## Exercise instructions
Reprint the entire listing exactly.

== Segment start ==

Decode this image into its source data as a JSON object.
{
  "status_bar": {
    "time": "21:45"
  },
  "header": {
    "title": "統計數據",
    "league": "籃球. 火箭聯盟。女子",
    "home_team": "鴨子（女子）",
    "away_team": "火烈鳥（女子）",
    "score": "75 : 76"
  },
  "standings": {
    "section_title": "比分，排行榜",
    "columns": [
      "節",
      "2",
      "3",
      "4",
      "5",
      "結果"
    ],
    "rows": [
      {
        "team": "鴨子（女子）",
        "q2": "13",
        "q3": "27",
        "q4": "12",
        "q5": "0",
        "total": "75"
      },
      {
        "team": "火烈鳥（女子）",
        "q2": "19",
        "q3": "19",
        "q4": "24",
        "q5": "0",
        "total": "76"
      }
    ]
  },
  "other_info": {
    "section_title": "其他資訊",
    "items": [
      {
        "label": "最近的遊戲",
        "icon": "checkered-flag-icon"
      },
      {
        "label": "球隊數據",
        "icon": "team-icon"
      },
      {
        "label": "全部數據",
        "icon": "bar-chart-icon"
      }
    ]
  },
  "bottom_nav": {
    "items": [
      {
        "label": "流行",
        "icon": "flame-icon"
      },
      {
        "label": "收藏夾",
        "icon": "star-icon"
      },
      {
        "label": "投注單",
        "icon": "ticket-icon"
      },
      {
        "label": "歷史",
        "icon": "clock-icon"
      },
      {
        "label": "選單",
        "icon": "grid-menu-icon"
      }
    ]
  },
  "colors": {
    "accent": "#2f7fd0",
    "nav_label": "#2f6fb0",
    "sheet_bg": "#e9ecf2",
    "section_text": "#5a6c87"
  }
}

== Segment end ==

## Solution to this task
Decode this image into its source data as a JSON object.
{
  "status_bar": {
    "time": "21:45"
  },
  "header": {
    "title": "統計數據",
    "league": "籃球. 火箭聯盟。女子",
    "home_team": "鴨子（女子）",
    "away_team": "火烈鳥（女子）",
    "score": "75 : 76"
  },
  "standings": {
    "section_title": "比分，排行榜",
    "columns": [
      "節",
      "2",
      "3",
      "4",
      "5",
      "結果"
    ],
    "rows": [
      {
        "team": "鴨子（女子）",
        "q2": "13",
        "q3": "27",
        "q4": "12",
        "q5": "0",
        "total": "75"
      },
      {
        "team": "火烈鳥（女子）",
        "q2": "19",
        "q3": "19",
        "q4": "24",
        "q5": "0",
        "total": "76"
      }
    ]
  },
  "other_info": {
    "section_title": "其他資訊",
    "items": [
      {
        "label": "最近的遊戲",
        "icon": "checkered-flag-icon"
      },
      {
        "label": "球隊數據",
        "icon": "team-icon"
      },
      {
        "label": "全部數據",
        "icon": "bar-chart-icon"
      }
    ]
  },
  "bottom_nav": {
    "items": [
      {
        "label": "流行",
        "icon": "flame-icon"
      },
      {
        "label": "收藏夾",
        "icon": "star-icon"
      },
      {
        "label": "投注單",
        "icon": "ticket-icon"
      },
      {
        "label": "歷史",
        "icon": "clock-icon"
      },
      {
        "label": "選單",
        "icon": "grid-menu-icon"
      }
    ]
  },
  "colors": {
    "accent": "#2f7fd0",
    "nav_label": "#2f6fb0",
    "sheet_bg": "#e9ecf2",
    "section_text": "#5a6c87"
  }
}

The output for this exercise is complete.